Task objective ▸ Below is a block of entries; repeat all of it exactly but omit the pictures.
:: Data in this exercise ::
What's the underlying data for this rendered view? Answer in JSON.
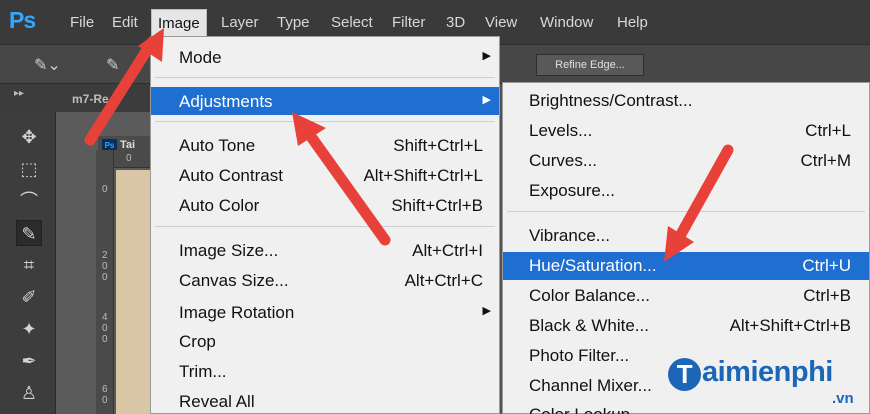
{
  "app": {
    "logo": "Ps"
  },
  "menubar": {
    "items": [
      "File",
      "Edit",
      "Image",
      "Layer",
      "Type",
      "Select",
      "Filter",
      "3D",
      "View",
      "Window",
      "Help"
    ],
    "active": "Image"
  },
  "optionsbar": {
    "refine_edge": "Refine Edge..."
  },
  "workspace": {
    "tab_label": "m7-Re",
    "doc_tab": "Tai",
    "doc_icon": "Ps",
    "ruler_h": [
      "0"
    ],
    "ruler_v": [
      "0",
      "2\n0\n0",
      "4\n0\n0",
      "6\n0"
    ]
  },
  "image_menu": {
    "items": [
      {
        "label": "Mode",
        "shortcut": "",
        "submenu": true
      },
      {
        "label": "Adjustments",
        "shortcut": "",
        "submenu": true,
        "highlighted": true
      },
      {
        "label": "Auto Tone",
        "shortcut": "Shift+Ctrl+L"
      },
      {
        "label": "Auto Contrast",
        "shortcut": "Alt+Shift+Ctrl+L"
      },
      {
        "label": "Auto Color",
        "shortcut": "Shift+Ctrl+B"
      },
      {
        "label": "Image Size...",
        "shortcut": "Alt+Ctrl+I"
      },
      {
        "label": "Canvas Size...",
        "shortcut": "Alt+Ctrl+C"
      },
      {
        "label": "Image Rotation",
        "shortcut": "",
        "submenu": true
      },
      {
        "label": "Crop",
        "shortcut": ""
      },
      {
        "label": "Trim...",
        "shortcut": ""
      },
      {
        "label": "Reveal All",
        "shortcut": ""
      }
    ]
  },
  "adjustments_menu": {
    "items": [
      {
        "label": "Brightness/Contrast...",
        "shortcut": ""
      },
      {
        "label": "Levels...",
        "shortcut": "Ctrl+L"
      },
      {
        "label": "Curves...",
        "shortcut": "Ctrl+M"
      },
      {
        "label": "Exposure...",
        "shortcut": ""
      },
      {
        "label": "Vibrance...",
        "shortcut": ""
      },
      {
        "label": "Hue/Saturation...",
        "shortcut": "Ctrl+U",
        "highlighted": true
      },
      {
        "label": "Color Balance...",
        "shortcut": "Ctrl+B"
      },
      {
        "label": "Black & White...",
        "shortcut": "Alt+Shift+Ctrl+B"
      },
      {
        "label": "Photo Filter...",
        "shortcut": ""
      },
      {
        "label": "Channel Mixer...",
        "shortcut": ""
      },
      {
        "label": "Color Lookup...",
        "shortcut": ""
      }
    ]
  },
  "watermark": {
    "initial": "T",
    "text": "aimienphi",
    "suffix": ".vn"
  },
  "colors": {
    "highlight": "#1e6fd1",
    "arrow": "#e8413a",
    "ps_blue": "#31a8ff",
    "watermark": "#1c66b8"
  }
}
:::
Task response ▸
What's the underlying data for this rendered view? Answer in JSON.
{
  "app": {
    "logo": "Ps"
  },
  "menubar": {
    "items": [
      "File",
      "Edit",
      "Image",
      "Layer",
      "Type",
      "Select",
      "Filter",
      "3D",
      "View",
      "Window",
      "Help"
    ],
    "active": "Image"
  },
  "optionsbar": {
    "refine_edge": "Refine Edge..."
  },
  "workspace": {
    "tab_label": "m7-Re",
    "doc_tab": "Tai",
    "doc_icon": "Ps",
    "ruler_h": [
      "0"
    ],
    "ruler_v": [
      "0",
      "2\n0\n0",
      "4\n0\n0",
      "6\n0"
    ]
  },
  "image_menu": {
    "items": [
      {
        "label": "Mode",
        "shortcut": "",
        "submenu": true
      },
      {
        "label": "Adjustments",
        "shortcut": "",
        "submenu": true,
        "highlighted": true
      },
      {
        "label": "Auto Tone",
        "shortcut": "Shift+Ctrl+L"
      },
      {
        "label": "Auto Contrast",
        "shortcut": "Alt+Shift+Ctrl+L"
      },
      {
        "label": "Auto Color",
        "shortcut": "Shift+Ctrl+B"
      },
      {
        "label": "Image Size...",
        "shortcut": "Alt+Ctrl+I"
      },
      {
        "label": "Canvas Size...",
        "shortcut": "Alt+Ctrl+C"
      },
      {
        "label": "Image Rotation",
        "shortcut": "",
        "submenu": true
      },
      {
        "label": "Crop",
        "shortcut": ""
      },
      {
        "label": "Trim...",
        "shortcut": ""
      },
      {
        "label": "Reveal All",
        "shortcut": ""
      }
    ]
  },
  "adjustments_menu": {
    "items": [
      {
        "label": "Brightness/Contrast...",
        "shortcut": ""
      },
      {
        "label": "Levels...",
        "shortcut": "Ctrl+L"
      },
      {
        "label": "Curves...",
        "shortcut": "Ctrl+M"
      },
      {
        "label": "Exposure...",
        "shortcut": ""
      },
      {
        "label": "Vibrance...",
        "shortcut": ""
      },
      {
        "label": "Hue/Saturation...",
        "shortcut": "Ctrl+U",
        "highlighted": true
      },
      {
        "label": "Color Balance...",
        "shortcut": "Ctrl+B"
      },
      {
        "label": "Black & White...",
        "shortcut": "Alt+Shift+Ctrl+B"
      },
      {
        "label": "Photo Filter...",
        "shortcut": ""
      },
      {
        "label": "Channel Mixer...",
        "shortcut": ""
      },
      {
        "label": "Color Lookup...",
        "shortcut": ""
      }
    ]
  },
  "watermark": {
    "initial": "T",
    "text": "aimienphi",
    "suffix": ".vn"
  },
  "colors": {
    "highlight": "#1e6fd1",
    "arrow": "#e8413a",
    "ps_blue": "#31a8ff",
    "watermark": "#1c66b8"
  }
}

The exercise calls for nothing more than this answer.